Some of us know this bit. We remember this from a lesson on the pioneers, or from an episode of Little House on the Prairie, or maybe from reading some Louis L’Amour westerns. But somehow we get the idea that the creature in the other bow is Christ. That Christ is the other ox. But Christ isn’t the other ox. It’s His yoke; He owns it. In this metaphor, Christ is the driver.

So who’s in the other bow? We are taught from a very young age that we are the Lord’s hands, that God accomplishes His work through us. WE are, every one of us, yoked to each other—with Christ’s yoke. We are yoked through covenant, and, more importantly, through love.

So it’s no surprise that nearly every church or Bible lesson is a discussion of histology: the knitting of souls, one to another, like cells into tissue, tissues into organs, organs into systems, and the systems into the organisms—children of God, knit together into the Body of Christ.

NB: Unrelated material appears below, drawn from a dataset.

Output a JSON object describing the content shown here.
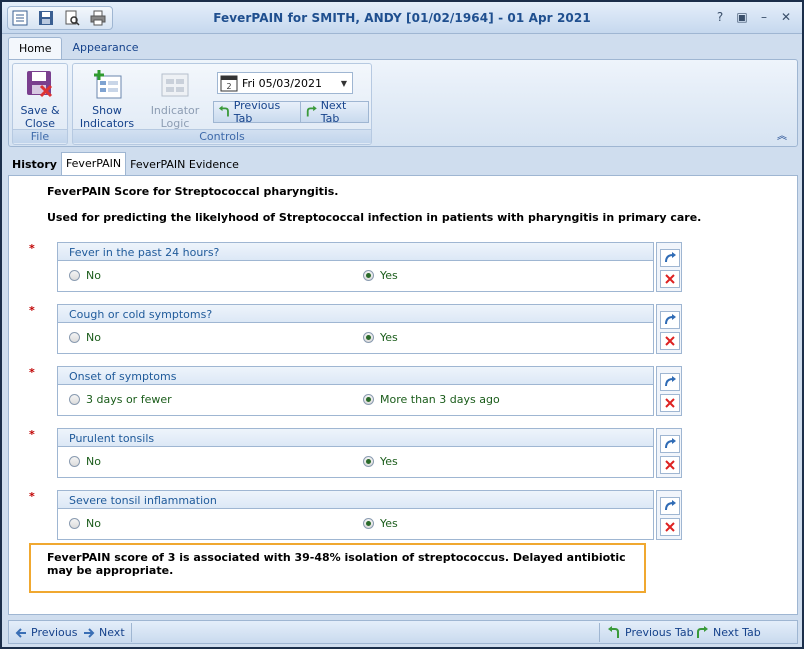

How are we knit together? One of the things that knits us together is how we react to adversity. Do we take on the Yoke of Christ? Or do we take another path? Do we “mourn with those that mourn”? Do we “comfort those that stand in need of comfort”? Do we “stand [in the place] of God at all times and in all things, and in all places”? (Mosiah 18:8-10) Adversity really is part of God’s plan for our eternal progress. It’s a personal crucible that burns away our impurities, that points up the cracks in our shells. But it’s more than that, really. Adversity is an opportunity for us to seek out others, and together build the Body of Christ.

Lee Williams